Superfluids have no viscosity and are therefore unaffected by friction. They will keep flowing across a surface without losing speed or energy. (Related: One step closer to stable fusion reactors: Scientists have created “quantum ball lightning” in the lab.)

Quasicrystals, on the other hand, are materials whose atoms are arranged in a crystalline structure. But whereas normal crystals have a pattern to their structure, quasicrystals do not follow “periodic” arrangement.

It stands to follow that a superfluid quasicrystal would combine the properties of these two very different types of matter. But is it possible?

A research team from the University of Texas at Dallas (UTD) seems to think so. In their recently released paper, they theorized a new form of matter that combined the properties of superfluids and quasicrystals, complete with a possible way to make it.

Quantum physics allows for supersolids, so why not superliquid quasicrystals?

Dr. Chuanwei Zhang teaches physics at the School of Natural Sciences and Mathematics. He served as the corresponding author of the study, which is not the first to propose the idea of matter acting like two different things altogether.

Get more news like this without being censored: Get the Natural News app for your mobile devices. Enjoy uncensored news, lab test results, videos, podcasts and more. Bypass all the unfair censorship by Google, Facebook, YouTube and Twitter. Get your daily news and videos directly from the source! Download here.

Five decades ago, researchers theorized the existence of supersolids, which possessed the properties of a superfluid and a solid crystal. It was only in recent times that the exotic matter was finally created by a team of Massachussetts Institute of Technology (MIT) researchers.

Zhang explained that physics is very strict about the properties exhibited by each form of matter. A solid cannot act like a liquid, and vice versa.

Quantum physics, however, is much more lenient than normal physics. It’s why supersolids exist, because quantum physics allows for the existence of a frictionless fluid with periodically arranged atoms.

Since supersolids existed, the UTD researchers reasoned that superliquid quasicrystals should also be a thing. In their paper, they propose the existence of a material with a non-periodic crystal-like structure that can flow nonstop.

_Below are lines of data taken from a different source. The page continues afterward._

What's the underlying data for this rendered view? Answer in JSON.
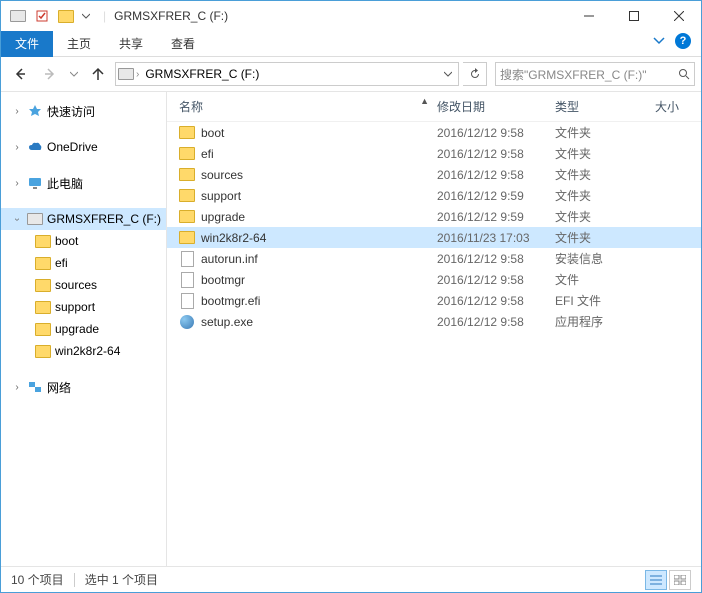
{
  "window": {
    "title": "GRMSXFRER_C (F:)"
  },
  "ribbon": {
    "tabs": [
      "文件",
      "主页",
      "共享",
      "查看"
    ],
    "active": 0
  },
  "nav": {
    "breadcrumb": "GRMSXFRER_C (F:)",
    "search_placeholder": "搜索\"GRMSXFRER_C (F:)\""
  },
  "sidebar": {
    "quick": {
      "label": "快速访问"
    },
    "onedrive": {
      "label": "OneDrive"
    },
    "thispc": {
      "label": "此电脑"
    },
    "drive": {
      "label": "GRMSXFRER_C (F:)",
      "children": [
        {
          "label": "boot"
        },
        {
          "label": "efi"
        },
        {
          "label": "sources"
        },
        {
          "label": "support"
        },
        {
          "label": "upgrade"
        },
        {
          "label": "win2k8r2-64"
        }
      ]
    },
    "network": {
      "label": "网络"
    }
  },
  "columns": {
    "name": "名称",
    "date": "修改日期",
    "type": "类型",
    "size": "大小"
  },
  "files": [
    {
      "icon": "folder",
      "name": "boot",
      "date": "2016/12/12 9:58",
      "type": "文件夹",
      "size": "",
      "selected": false
    },
    {
      "icon": "folder",
      "name": "efi",
      "date": "2016/12/12 9:58",
      "type": "文件夹",
      "size": "",
      "selected": false
    },
    {
      "icon": "folder",
      "name": "sources",
      "date": "2016/12/12 9:58",
      "type": "文件夹",
      "size": "",
      "selected": false
    },
    {
      "icon": "folder",
      "name": "support",
      "date": "2016/12/12 9:59",
      "type": "文件夹",
      "size": "",
      "selected": false
    },
    {
      "icon": "folder",
      "name": "upgrade",
      "date": "2016/12/12 9:59",
      "type": "文件夹",
      "size": "",
      "selected": false
    },
    {
      "icon": "folder",
      "name": "win2k8r2-64",
      "date": "2016/11/23 17:03",
      "type": "文件夹",
      "size": "",
      "selected": true
    },
    {
      "icon": "file",
      "name": "autorun.inf",
      "date": "2016/12/12 9:58",
      "type": "安装信息",
      "size": "",
      "selected": false
    },
    {
      "icon": "file",
      "name": "bootmgr",
      "date": "2016/12/12 9:58",
      "type": "文件",
      "size": "",
      "selected": false
    },
    {
      "icon": "file",
      "name": "bootmgr.efi",
      "date": "2016/12/12 9:58",
      "type": "EFI 文件",
      "size": "",
      "selected": false
    },
    {
      "icon": "exe",
      "name": "setup.exe",
      "date": "2016/12/12 9:58",
      "type": "应用程序",
      "size": "",
      "selected": false
    }
  ],
  "status": {
    "count": "10 个项目",
    "selected": "选中 1 个项目"
  }
}
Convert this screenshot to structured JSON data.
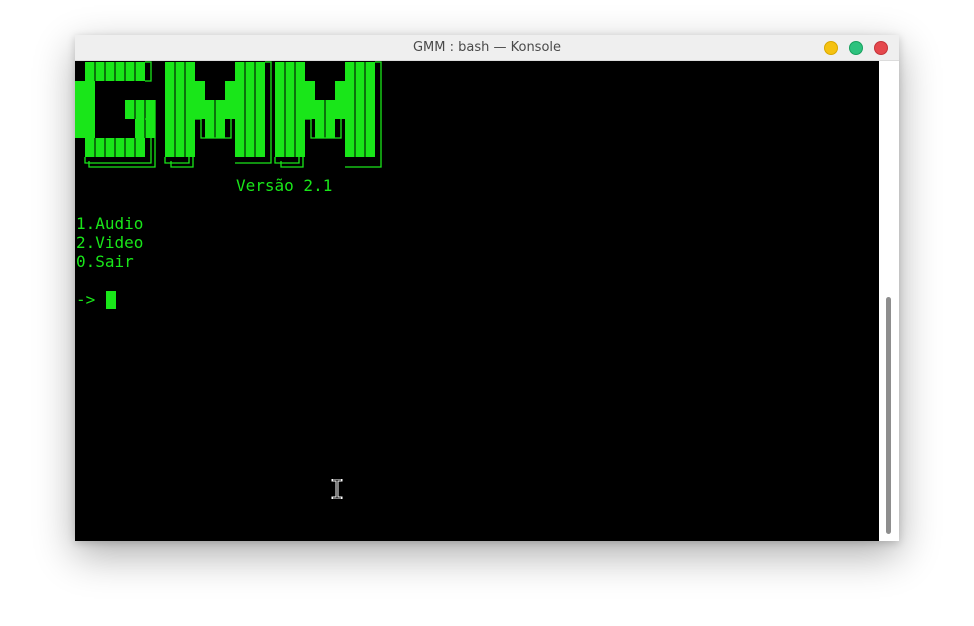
{
  "window": {
    "title": "GMM : bash — Konsole"
  },
  "terminal": {
    "banner_text": "GMM",
    "version": "Versão 2.1",
    "menu": [
      "1.Audio",
      "2.Video",
      "0.Sair"
    ],
    "prompt": "->"
  },
  "colors": {
    "terminal_background": "#000000",
    "terminal_text": "#19e619",
    "titlebar": "#efefef",
    "minimize": "#f5c211",
    "maximize": "#2ec27e",
    "close": "#e5484d"
  },
  "icons": {
    "minimize": "minimize-icon",
    "maximize": "maximize-icon",
    "close": "close-icon",
    "text_cursor": "i-beam-cursor-icon"
  }
}
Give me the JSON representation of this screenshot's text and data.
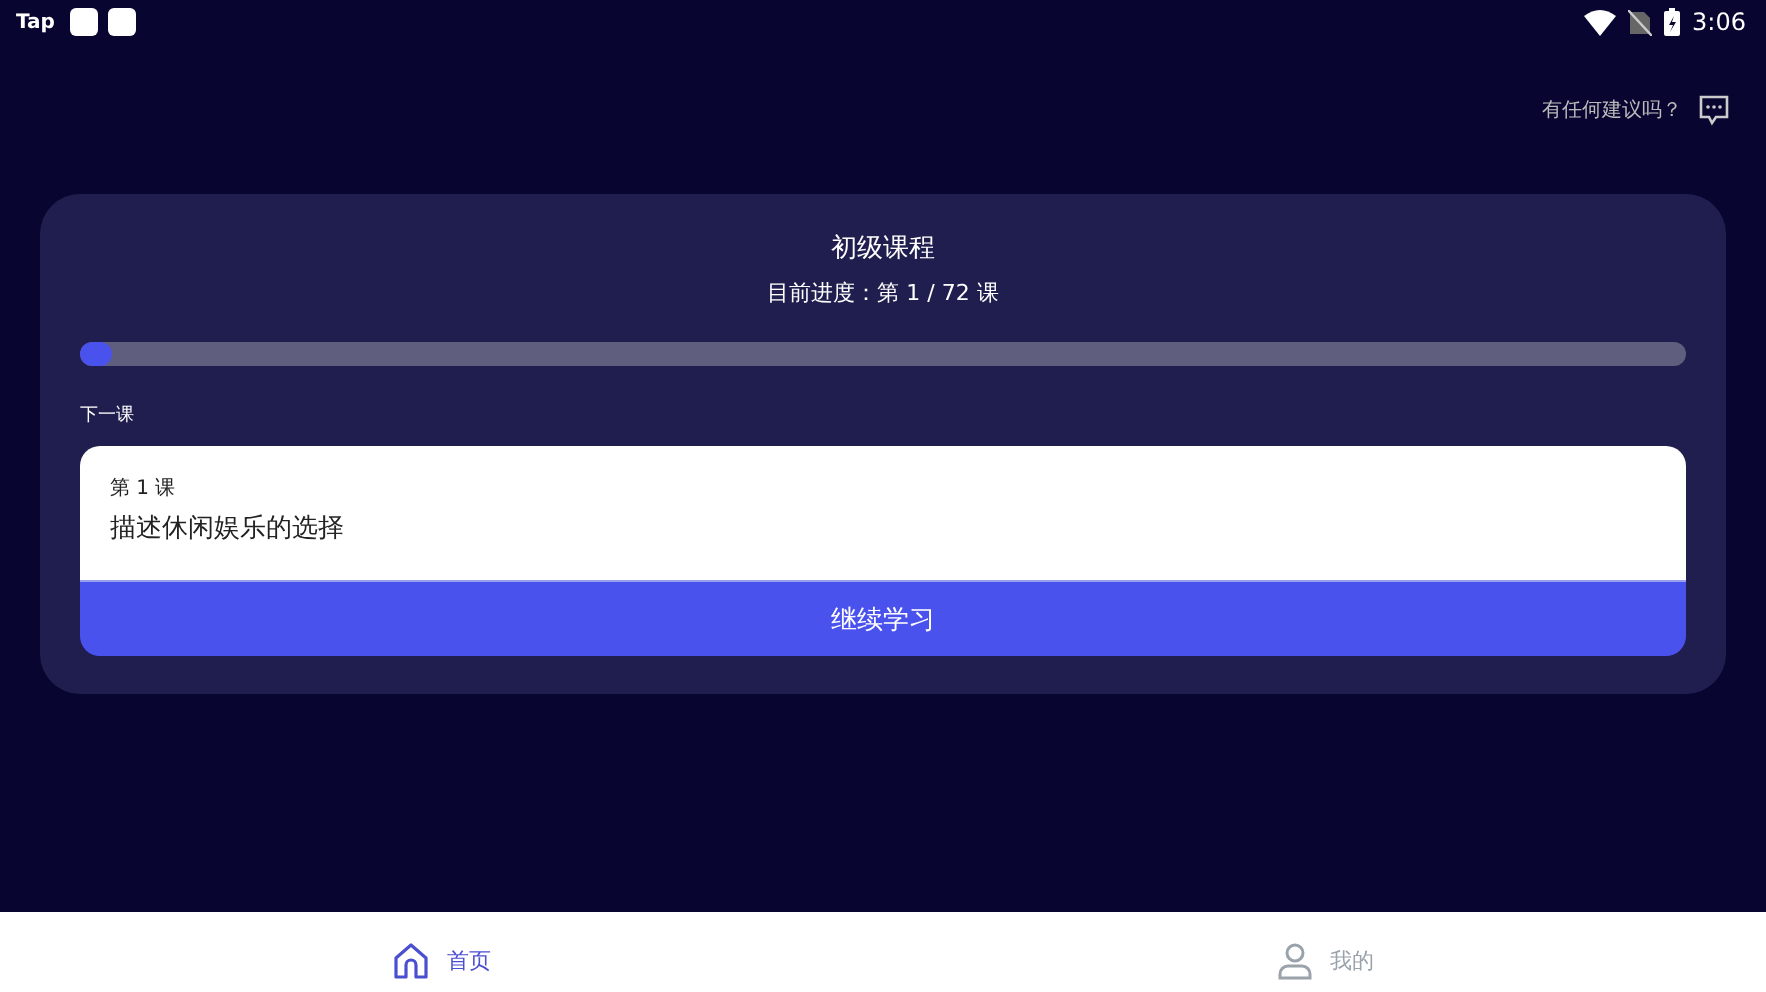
{
  "status_bar": {
    "app_label": "Tap",
    "time": "3:06"
  },
  "feedback": {
    "label": "有任何建议吗？"
  },
  "course": {
    "title": "初级课程",
    "progress_text": "目前进度：第 1 / 72 课",
    "level": 0.02
  },
  "next_lesson": {
    "heading": "下一课",
    "number": "第 1 课",
    "title": "描述休闲娱乐的选择",
    "button": "继续学习"
  },
  "nav": [
    {
      "kind": "home",
      "label": "首页",
      "selected": true
    },
    {
      "kind": "profile",
      "label": "我的",
      "selected": false
    }
  ]
}
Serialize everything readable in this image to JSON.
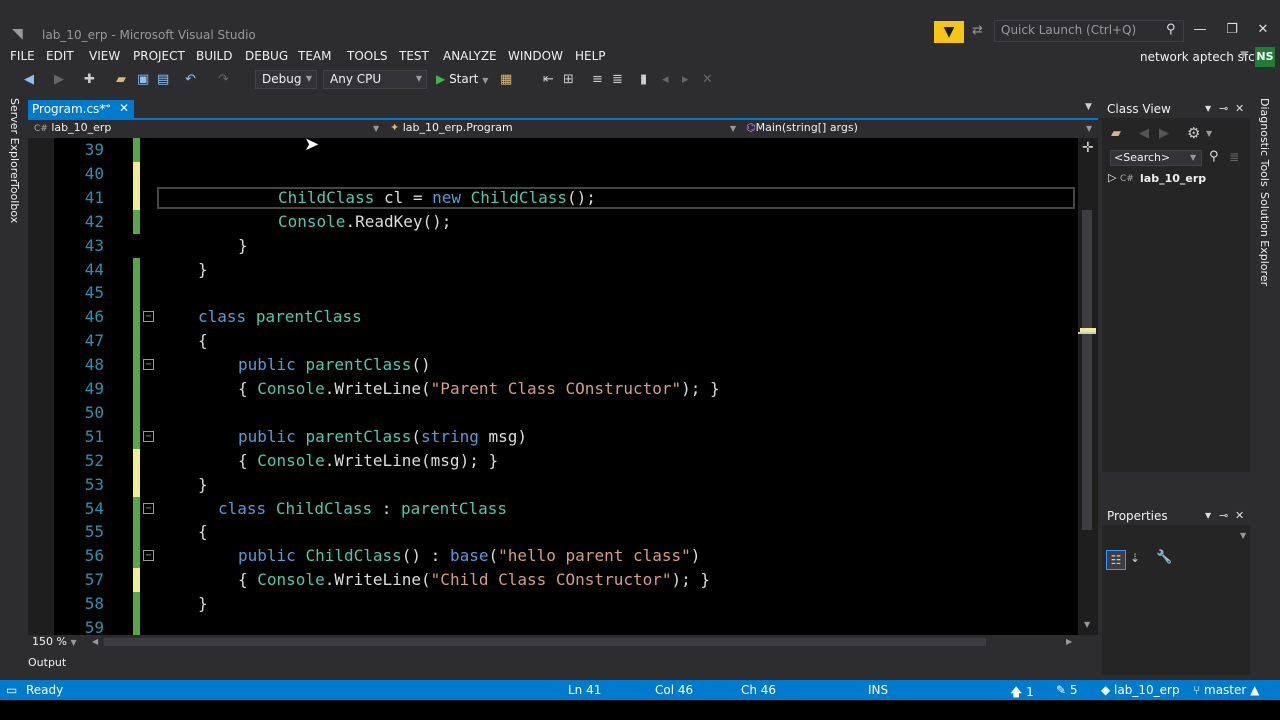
{
  "window": {
    "title": "lab_10_erp - Microsoft Visual Studio",
    "quick_launch_placeholder": "Quick Launch (Ctrl+Q)",
    "account": "network aptech sfc",
    "avatar_initials": "NS"
  },
  "menu": [
    "FILE",
    "EDIT",
    "VIEW",
    "PROJECT",
    "BUILD",
    "DEBUG",
    "TEAM",
    "TOOLS",
    "TEST",
    "ANALYZE",
    "WINDOW",
    "HELP"
  ],
  "toolbar": {
    "configuration": "Debug",
    "platform": "Any CPU",
    "start_label": "Start"
  },
  "tab": {
    "label": "Program.cs*"
  },
  "navbar": {
    "project": "lab_10_erp",
    "class": "lab_10_erp.Program",
    "member": "Main(string[] args)"
  },
  "side_labels": {
    "left1": "Server Explorer",
    "left2": "Toolbox",
    "right1": "Diagnostic Tools",
    "right2": "Solution Explorer"
  },
  "class_view": {
    "title": "Class View",
    "search_placeholder": "<Search>",
    "node": "lab_10_erp"
  },
  "properties": {
    "title": "Properties"
  },
  "editor": {
    "zoom": "150 %",
    "lines": [
      {
        "n": "39",
        "change": "green",
        "text": ""
      },
      {
        "n": "40",
        "change": "yellow",
        "text": ""
      },
      {
        "n": "41",
        "change": "yellow",
        "text": "ChildClass cl = new ChildClass();"
      },
      {
        "n": "42",
        "change": "green",
        "text": "Console.ReadKey();"
      },
      {
        "n": "43",
        "change": "none",
        "text": "}"
      },
      {
        "n": "44",
        "change": "green",
        "text": "}"
      },
      {
        "n": "45",
        "change": "green",
        "text": ""
      },
      {
        "n": "46",
        "change": "green",
        "text": "class parentClass"
      },
      {
        "n": "47",
        "change": "green",
        "text": "{"
      },
      {
        "n": "48",
        "change": "green",
        "text": "public parentClass()"
      },
      {
        "n": "49",
        "change": "green",
        "text": "{ Console.WriteLine(\"Parent Class COnstructor\"); }"
      },
      {
        "n": "50",
        "change": "green",
        "text": ""
      },
      {
        "n": "51",
        "change": "green",
        "text": "public parentClass(string msg)"
      },
      {
        "n": "52",
        "change": "yellow",
        "text": "{ Console.WriteLine(msg); }"
      },
      {
        "n": "53",
        "change": "yellow",
        "text": "}"
      },
      {
        "n": "54",
        "change": "green",
        "text": "class ChildClass : parentClass"
      },
      {
        "n": "55",
        "change": "green",
        "text": "{"
      },
      {
        "n": "56",
        "change": "green",
        "text": "public ChildClass() : base(\"hello parent class\")"
      },
      {
        "n": "57",
        "change": "yellow",
        "text": "{ Console.WriteLine(\"Child Class COnstructor\"); }"
      },
      {
        "n": "58",
        "change": "green",
        "text": "}"
      },
      {
        "n": "59",
        "change": "green",
        "text": ""
      }
    ]
  },
  "output": {
    "label": "Output"
  },
  "status": {
    "state": "Ready",
    "ln": "Ln 41",
    "col": "Col 46",
    "ch": "Ch 46",
    "mode": "INS",
    "up_count": "1",
    "edit_count": "5",
    "repo": "lab_10_erp",
    "branch": "master"
  },
  "colors": {
    "accent": "#007acc",
    "keyword": "#569cd6",
    "type": "#4ec9b0",
    "string": "#d69d85",
    "line_number": "#2b91af",
    "change_saved": "#57a64a",
    "change_unsaved": "#efef91"
  }
}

UTD researchers promise world’s first superliquid quasicrystal in just one or two years

Fortunately, creating superliquid quasicrystals won’t require a radical new approach. Zhang suggested a laboratory set-up similar to the one used by the MIT team to produce the first supersolid in 2017.

“The good news is, we shouldn’t have to invent any new technology to actually make this material. It basically involves shooting lasers at a Bose-Einstein condensate,” he said regarding their set-up.

Bose-Einstein condensates (BECs) are yet another form of exotic matter. Like supersolids, they are formed at extremely cold temperatures. Unlike the recently discovered form of matter, BECs are very dense.

The study’s lead author, physics student Junpeng Hou, believed that creating superliquid quasicrystals would be less challenging than making new supersolids. In his estimate, his team could produce the world’s first example as early as 2019 or 2020.

Furthermore, he said the technique could be refined to create even more forms of quantum matter. A superliquid quasicrystal will have a minimum of five-fold rotational symmetry, or radial symmetry as biologists call it.

Hou suggested that the technique could achieve as much as seven-fold rotational symmetry.

If you’d like to read more articles about future scientific developments, visit FutureScienceNews.com.

Sources include:

ScienceDaily.com

Journals.APS.org

News.MIT.edu



Comments
comments powered by Disqus

RECENT NEWS & ARTICLES